- Instructions for the task:
Look through the entries for the string "views", and copy each line that holds it.

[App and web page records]
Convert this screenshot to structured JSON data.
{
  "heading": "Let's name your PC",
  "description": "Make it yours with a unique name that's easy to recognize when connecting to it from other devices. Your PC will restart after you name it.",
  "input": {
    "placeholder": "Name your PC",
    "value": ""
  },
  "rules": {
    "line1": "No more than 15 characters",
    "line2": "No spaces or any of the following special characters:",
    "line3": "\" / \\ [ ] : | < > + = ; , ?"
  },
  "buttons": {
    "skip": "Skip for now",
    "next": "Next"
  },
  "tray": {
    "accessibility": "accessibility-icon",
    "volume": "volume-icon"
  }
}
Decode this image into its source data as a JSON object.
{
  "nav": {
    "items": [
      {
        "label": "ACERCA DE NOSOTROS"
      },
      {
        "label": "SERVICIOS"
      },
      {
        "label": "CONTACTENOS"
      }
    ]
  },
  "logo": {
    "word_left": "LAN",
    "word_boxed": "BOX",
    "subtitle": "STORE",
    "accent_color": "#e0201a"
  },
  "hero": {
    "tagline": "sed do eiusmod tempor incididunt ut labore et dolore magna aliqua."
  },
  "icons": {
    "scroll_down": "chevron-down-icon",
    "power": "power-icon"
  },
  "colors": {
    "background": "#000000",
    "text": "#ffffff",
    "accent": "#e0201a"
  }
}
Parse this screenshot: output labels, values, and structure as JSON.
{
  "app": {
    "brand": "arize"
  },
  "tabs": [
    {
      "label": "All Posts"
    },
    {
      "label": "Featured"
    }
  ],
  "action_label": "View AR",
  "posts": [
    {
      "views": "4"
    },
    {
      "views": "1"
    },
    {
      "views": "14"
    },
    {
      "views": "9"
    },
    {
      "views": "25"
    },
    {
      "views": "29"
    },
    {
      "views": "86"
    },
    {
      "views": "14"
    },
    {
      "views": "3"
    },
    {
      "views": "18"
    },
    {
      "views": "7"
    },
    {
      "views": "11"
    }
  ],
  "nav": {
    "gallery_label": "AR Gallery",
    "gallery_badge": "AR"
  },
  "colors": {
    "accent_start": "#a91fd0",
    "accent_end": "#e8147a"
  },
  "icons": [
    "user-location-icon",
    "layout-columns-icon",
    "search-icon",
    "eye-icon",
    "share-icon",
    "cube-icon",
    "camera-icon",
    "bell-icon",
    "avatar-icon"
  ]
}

- Task solution:
      "views": "4"
      "views": "1"
      "views": "14"
      "views": "9"
      "views": "25"
      "views": "29"
      "views": "86"
      "views": "14"
      "views": "3"
      "views": "18"
      "views": "7"
      "views": "11"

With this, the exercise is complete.